Off the plane from the Delhi Commonwealth Games, DAVID HARRISON reflects on the contrast between the conditions enjoyed by competitors and the abject poverty of India’s poor
Splat! The bird dropping landed square on my right foot, covering my trainer in a slimy, thick brown substance.
Out of nowhere came a shoe-shine boy offering his services. Talk about being in the right place at the right time. Michael Owen in his prime would have been proud of him.
“This is lucky day for you, sir,” he said. “Yeah, lucky it didn’t land on my head,” I replied.
There was nothing I could do but to use his services and he set to work with his rags, a toothbrush, a strange liquid concoction and considerable enthusiasm.
To be fair to the chap, he did a good job and my trainer came up looking as good as new. “How much?” I asked.
“750 rupees sir.”
Now I am all for enterprise and endeavour but nearly 12 quid to clean some bird shit off a trainer was taking the, err, you-know-what.
Bartering is a way of life in India and I got him down to 200 rupees and went on my way.
The street traders and hustlers began to encroach into the daylight as the Delhi Games progressed.
They come in all guises. Like the tiny girl, no more than six years old with big brown eyes, who leant into my tuk-tuk as it stopped at some traffic lights on my way back from a venue. She was waving three brightly coloured pencils my way and wanted 30 rupees for them. How could you resist?
Another example of desperate people, desperately seeking to eek out an existence with a captive audience on their doorstep.
Having said that, the tuk-tuk drivers will be able to retire to a life of relative luxury now the Games are over. They have been charging 60 rupees for a journey which, we are told, would normally cost 10. Good luck to them.
It has been estimated that 42 per cent of India’s 1.15 billion population live below the poverty line. Believe me, some of the poverty is devastatingly squalid.
Towards the end of the Games, my cab driver took a detour through the old part of Delhi, where Games organisers had erected huge hoardings to mask the living conditions.
Unfortunately some of the hoardings had started to fall (or had they been ripped?) down. Behind them are narrow passageways with tarpaulin sheets, stretched across rat-infested, decaying brickwork, which families call home.
I bet London Olympics chief Seb Coe did not see this when the 2012 road show rolled into town this week.

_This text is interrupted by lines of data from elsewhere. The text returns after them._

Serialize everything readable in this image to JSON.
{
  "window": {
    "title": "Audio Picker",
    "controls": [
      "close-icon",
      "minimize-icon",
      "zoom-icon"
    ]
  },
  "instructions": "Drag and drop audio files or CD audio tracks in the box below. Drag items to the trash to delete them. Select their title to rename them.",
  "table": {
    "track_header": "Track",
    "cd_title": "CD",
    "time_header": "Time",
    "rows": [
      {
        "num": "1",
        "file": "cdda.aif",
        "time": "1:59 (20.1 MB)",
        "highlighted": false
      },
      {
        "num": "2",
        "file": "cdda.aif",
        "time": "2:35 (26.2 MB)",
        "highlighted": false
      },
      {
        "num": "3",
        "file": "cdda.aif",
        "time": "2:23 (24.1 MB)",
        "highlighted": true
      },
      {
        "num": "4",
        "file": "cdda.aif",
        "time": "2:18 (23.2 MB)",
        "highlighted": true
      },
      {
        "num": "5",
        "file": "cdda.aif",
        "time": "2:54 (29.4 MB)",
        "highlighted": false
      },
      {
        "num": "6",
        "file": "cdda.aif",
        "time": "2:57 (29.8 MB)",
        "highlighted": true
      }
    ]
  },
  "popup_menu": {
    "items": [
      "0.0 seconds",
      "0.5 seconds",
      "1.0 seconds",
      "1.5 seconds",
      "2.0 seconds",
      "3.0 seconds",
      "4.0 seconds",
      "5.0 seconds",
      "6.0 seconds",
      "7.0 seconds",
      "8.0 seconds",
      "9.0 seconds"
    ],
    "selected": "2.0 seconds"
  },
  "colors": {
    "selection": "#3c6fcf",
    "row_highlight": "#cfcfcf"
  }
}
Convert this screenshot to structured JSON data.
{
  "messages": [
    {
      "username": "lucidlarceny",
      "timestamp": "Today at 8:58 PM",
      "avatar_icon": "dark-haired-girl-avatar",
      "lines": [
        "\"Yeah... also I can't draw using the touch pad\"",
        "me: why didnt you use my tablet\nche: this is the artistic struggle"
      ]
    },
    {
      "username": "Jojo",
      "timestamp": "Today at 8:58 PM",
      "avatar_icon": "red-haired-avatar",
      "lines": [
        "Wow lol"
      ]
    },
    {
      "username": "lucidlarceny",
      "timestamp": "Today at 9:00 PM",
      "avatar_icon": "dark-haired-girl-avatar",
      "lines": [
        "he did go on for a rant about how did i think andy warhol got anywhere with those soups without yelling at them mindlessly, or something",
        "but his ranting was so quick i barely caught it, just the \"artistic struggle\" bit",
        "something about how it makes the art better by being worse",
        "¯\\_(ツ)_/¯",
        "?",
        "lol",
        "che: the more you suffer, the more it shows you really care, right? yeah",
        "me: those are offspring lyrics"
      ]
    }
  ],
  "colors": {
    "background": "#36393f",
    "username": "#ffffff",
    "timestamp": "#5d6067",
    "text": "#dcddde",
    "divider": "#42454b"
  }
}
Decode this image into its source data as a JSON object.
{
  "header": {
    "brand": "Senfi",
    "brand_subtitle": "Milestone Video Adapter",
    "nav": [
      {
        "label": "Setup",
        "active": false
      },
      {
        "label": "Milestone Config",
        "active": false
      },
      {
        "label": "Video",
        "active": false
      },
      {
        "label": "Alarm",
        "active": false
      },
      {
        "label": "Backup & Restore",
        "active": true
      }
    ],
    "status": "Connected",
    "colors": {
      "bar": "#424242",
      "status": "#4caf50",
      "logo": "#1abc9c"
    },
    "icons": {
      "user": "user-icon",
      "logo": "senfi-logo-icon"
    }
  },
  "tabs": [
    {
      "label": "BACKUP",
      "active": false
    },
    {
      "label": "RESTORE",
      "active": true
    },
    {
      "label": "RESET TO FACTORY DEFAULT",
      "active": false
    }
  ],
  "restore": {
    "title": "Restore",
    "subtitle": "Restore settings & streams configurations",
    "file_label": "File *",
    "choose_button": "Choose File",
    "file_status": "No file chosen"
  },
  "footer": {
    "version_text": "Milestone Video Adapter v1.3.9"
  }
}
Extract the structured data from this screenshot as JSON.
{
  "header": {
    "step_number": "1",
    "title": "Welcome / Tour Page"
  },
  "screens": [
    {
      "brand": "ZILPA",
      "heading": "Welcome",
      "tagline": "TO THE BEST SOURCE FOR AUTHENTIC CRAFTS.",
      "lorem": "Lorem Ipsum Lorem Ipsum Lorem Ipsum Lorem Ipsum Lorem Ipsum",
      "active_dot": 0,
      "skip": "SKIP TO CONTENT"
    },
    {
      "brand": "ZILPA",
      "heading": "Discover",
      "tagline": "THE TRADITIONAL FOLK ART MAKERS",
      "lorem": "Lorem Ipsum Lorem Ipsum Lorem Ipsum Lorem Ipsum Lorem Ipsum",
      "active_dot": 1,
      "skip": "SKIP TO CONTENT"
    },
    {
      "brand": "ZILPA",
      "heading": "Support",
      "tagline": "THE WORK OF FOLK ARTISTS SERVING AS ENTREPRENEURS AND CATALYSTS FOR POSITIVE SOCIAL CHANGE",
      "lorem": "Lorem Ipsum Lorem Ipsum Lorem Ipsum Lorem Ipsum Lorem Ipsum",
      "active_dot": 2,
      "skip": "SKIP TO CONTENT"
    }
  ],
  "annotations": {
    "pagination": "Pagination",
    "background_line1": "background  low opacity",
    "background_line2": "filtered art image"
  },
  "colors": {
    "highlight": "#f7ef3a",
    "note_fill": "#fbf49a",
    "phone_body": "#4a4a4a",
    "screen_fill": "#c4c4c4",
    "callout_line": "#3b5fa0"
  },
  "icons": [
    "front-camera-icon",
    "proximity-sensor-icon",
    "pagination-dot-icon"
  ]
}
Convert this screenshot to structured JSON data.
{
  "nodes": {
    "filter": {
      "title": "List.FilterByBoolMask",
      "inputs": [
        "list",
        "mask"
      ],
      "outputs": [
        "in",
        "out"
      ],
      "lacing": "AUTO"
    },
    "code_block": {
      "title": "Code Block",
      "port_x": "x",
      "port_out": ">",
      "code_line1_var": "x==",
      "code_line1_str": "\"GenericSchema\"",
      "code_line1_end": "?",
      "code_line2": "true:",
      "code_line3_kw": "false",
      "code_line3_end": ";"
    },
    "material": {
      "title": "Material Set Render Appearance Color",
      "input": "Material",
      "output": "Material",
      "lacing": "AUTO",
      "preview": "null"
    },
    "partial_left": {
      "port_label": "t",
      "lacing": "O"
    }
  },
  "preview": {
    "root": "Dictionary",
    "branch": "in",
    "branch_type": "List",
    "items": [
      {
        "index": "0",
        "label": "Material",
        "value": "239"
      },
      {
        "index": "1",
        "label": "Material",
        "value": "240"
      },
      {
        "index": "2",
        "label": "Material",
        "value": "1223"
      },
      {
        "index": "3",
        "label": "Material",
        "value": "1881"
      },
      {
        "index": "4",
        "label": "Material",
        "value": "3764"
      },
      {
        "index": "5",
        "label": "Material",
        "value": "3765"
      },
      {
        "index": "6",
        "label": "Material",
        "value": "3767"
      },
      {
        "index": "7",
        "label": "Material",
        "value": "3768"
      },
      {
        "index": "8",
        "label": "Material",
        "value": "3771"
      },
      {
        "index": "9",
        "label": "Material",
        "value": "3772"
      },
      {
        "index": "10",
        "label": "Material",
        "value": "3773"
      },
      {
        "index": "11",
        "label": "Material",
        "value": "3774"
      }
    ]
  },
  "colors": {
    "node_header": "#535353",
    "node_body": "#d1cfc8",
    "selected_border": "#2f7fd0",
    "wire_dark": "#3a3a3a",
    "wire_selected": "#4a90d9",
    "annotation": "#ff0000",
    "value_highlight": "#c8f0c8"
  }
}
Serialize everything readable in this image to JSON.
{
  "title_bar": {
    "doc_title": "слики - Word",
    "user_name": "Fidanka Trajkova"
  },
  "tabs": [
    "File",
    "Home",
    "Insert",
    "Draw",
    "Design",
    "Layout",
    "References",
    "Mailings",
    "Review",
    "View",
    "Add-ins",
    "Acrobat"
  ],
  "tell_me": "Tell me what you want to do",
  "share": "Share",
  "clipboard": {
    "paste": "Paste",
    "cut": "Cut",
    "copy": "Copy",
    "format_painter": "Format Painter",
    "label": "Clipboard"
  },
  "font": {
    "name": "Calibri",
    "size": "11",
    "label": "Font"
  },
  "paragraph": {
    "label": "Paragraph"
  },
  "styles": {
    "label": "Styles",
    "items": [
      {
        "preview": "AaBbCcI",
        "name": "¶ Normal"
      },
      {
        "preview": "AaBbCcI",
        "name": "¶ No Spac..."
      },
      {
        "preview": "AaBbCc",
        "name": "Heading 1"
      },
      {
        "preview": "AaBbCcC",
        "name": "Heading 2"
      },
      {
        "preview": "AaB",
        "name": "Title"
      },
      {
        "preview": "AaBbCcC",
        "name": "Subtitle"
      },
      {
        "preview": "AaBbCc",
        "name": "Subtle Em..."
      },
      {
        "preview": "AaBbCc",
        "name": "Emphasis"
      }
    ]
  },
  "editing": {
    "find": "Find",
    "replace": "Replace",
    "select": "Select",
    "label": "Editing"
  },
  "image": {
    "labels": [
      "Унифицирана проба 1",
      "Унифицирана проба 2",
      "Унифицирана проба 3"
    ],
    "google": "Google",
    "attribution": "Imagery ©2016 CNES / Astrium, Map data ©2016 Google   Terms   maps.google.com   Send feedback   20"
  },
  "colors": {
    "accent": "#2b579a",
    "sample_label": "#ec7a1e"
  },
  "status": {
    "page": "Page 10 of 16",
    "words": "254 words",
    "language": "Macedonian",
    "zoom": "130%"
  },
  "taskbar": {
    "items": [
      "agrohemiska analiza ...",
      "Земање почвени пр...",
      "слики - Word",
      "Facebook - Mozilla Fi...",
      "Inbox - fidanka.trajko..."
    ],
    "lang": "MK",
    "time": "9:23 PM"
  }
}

Instead, Coe was busy touring the Athletes’ Village and observing: “I spoke to any number of athletes. They reported pretty favourably.
“They thought the Village was as good as a Village as they’ve stayed in. The next question you ask is what about the food? The food is excellent.”
Excellent and plentiful, Lord Seb.
The Times of India reported that on an average day, the intake of the competitors is 12,000 eggs, 800 pizzas, 800 portions of French fries, 362 pork chops, 4,292 assorted muffins, 1,457 croissants, 1,355 Danish pastries, 279 bread loaves etc, etc, etc.., The list went on and on.
There was probably enough food devoured daily by fit and healthy athletes to sustain India’s starving for a couple of years or more.
But such is life in this country of staggering diversity.
Coe blathered on about London leaving a track and field legacy after London 2012 and to ensure that facilities had a long lifespan after the Games.
I missed his press conference but it would have been tempting to ask about the lifespan of India’s starving.
But maybe that would have meant putting my foot in it for the second time in a couple of days.
David Harrison writes for the News of the World. This is an edited version of an online column that first appeared on the NotW website and is reproduced here with the author’s permission
For previous coverage of the Delhi Commonwealth Games, click here